■ What is required ■
The data must be copied over exactly and in full.
*** Data ***
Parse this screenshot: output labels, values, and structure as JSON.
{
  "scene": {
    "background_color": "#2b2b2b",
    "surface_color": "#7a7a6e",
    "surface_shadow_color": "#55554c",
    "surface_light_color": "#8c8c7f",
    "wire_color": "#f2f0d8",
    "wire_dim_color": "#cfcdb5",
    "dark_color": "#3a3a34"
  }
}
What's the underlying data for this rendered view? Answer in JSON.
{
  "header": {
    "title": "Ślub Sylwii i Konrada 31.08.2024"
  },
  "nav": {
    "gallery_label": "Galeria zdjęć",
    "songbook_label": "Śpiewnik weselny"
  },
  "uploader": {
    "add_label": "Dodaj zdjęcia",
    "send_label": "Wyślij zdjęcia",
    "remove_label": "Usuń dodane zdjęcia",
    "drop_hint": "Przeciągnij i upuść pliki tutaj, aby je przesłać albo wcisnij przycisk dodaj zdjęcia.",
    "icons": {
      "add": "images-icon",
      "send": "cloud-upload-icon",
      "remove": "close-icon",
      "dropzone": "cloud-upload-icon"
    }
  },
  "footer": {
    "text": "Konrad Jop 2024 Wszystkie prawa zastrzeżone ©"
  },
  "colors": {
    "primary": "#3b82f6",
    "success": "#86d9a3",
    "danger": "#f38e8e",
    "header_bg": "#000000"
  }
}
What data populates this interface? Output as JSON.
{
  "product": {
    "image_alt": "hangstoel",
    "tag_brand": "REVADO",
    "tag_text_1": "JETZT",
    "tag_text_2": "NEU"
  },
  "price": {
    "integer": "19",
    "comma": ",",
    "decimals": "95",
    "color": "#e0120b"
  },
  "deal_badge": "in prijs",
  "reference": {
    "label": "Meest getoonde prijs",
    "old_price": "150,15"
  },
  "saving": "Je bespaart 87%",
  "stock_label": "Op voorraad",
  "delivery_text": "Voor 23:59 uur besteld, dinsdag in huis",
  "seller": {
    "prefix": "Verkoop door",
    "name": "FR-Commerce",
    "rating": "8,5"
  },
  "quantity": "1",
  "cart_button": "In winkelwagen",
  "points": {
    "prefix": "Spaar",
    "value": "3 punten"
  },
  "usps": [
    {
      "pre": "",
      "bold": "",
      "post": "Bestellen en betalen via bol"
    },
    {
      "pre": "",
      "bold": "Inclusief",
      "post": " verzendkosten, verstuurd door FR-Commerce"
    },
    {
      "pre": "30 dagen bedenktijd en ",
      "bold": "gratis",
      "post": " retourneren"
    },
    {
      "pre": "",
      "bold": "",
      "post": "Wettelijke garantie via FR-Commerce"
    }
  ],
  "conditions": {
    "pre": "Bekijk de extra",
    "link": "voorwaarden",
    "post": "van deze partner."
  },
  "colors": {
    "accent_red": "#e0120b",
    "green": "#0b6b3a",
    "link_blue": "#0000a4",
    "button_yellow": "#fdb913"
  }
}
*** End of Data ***
■ Answer space ■
Parse this screenshot: output labels, values, and structure as JSON.
{
  "scene": {
    "background_color": "#2b2b2b",
    "surface_color": "#7a7a6e",
    "surface_shadow_color": "#55554c",
    "surface_light_color": "#8c8c7f",
    "wire_color": "#f2f0d8",
    "wire_dim_color": "#cfcdb5",
    "dark_color": "#3a3a34"
  }
}
What's the underlying data for this rendered view? Answer in JSON.
{
  "header": {
    "title": "Ślub Sylwii i Konrada 31.08.2024"
  },
  "nav": {
    "gallery_label": "Galeria zdjęć",
    "songbook_label": "Śpiewnik weselny"
  },
  "uploader": {
    "add_label": "Dodaj zdjęcia",
    "send_label": "Wyślij zdjęcia",
    "remove_label": "Usuń dodane zdjęcia",
    "drop_hint": "Przeciągnij i upuść pliki tutaj, aby je przesłać albo wcisnij przycisk dodaj zdjęcia.",
    "icons": {
      "add": "images-icon",
      "send": "cloud-upload-icon",
      "remove": "close-icon",
      "dropzone": "cloud-upload-icon"
    }
  },
  "footer": {
    "text": "Konrad Jop 2024 Wszystkie prawa zastrzeżone ©"
  },
  "colors": {
    "primary": "#3b82f6",
    "success": "#86d9a3",
    "danger": "#f38e8e",
    "header_bg": "#000000"
  }
}
What data populates this interface? Output as JSON.
{
  "product": {
    "image_alt": "hangstoel",
    "tag_brand": "REVADO",
    "tag_text_1": "JETZT",
    "tag_text_2": "NEU"
  },
  "price": {
    "integer": "19",
    "comma": ",",
    "decimals": "95",
    "color": "#e0120b"
  },
  "deal_badge": "in prijs",
  "reference": {
    "label": "Meest getoonde prijs",
    "old_price": "150,15"
  },
  "saving": "Je bespaart 87%",
  "stock_label": "Op voorraad",
  "delivery_text": "Voor 23:59 uur besteld, dinsdag in huis",
  "seller": {
    "prefix": "Verkoop door",
    "name": "FR-Commerce",
    "rating": "8,5"
  },
  "quantity": "1",
  "cart_button": "In winkelwagen",
  "points": {
    "prefix": "Spaar",
    "value": "3 punten"
  },
  "usps": [
    {
      "pre": "",
      "bold": "",
      "post": "Bestellen en betalen via bol"
    },
    {
      "pre": "",
      "bold": "Inclusief",
      "post": " verzendkosten, verstuurd door FR-Commerce"
    },
    {
      "pre": "30 dagen bedenktijd en ",
      "bold": "gratis",
      "post": " retourneren"
    },
    {
      "pre": "",
      "bold": "",
      "post": "Wettelijke garantie via FR-Commerce"
    }
  ],
  "conditions": {
    "pre": "Bekijk de extra",
    "link": "voorwaarden",
    "post": "van deze partner."
  },
  "colors": {
    "accent_red": "#e0120b",
    "green": "#0b6b3a",
    "link_blue": "#0000a4",
    "button_yellow": "#fdb913"
  }
}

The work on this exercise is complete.